Exercise details: Give the number of lines in the data that hold the string "home". Nothing else is needed.

Data records:
---*---
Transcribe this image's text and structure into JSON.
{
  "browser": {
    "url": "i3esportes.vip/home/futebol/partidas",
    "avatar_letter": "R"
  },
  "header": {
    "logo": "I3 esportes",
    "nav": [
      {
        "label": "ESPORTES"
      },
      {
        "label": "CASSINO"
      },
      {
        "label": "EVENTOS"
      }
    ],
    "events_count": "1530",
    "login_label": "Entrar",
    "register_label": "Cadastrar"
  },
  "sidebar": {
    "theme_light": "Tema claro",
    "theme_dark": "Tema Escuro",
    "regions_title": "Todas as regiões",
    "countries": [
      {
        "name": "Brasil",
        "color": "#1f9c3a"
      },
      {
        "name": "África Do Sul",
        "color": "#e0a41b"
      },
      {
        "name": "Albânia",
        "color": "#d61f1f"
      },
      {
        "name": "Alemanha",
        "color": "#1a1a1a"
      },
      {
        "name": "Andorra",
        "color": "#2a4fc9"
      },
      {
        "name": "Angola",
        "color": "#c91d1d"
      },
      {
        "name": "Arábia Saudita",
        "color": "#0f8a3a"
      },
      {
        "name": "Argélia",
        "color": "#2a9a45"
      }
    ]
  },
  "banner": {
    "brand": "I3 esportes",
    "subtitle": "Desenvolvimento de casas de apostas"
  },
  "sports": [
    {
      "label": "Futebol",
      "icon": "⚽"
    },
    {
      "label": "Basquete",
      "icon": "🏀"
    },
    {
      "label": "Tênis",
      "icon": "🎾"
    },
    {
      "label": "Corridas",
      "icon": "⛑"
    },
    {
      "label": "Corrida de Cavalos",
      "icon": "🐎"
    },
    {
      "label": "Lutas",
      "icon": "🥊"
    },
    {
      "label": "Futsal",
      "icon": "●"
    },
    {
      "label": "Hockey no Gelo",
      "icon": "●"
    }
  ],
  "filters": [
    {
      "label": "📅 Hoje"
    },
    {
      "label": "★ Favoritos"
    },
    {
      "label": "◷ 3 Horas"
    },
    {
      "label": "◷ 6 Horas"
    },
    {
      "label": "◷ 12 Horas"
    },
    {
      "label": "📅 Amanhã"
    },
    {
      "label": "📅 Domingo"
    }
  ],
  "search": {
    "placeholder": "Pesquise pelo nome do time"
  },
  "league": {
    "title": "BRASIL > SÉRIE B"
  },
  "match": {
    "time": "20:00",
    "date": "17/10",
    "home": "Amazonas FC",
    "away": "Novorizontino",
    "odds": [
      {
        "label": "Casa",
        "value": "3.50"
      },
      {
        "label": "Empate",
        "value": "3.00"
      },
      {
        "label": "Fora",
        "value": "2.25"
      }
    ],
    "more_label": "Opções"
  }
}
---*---
Written response: 2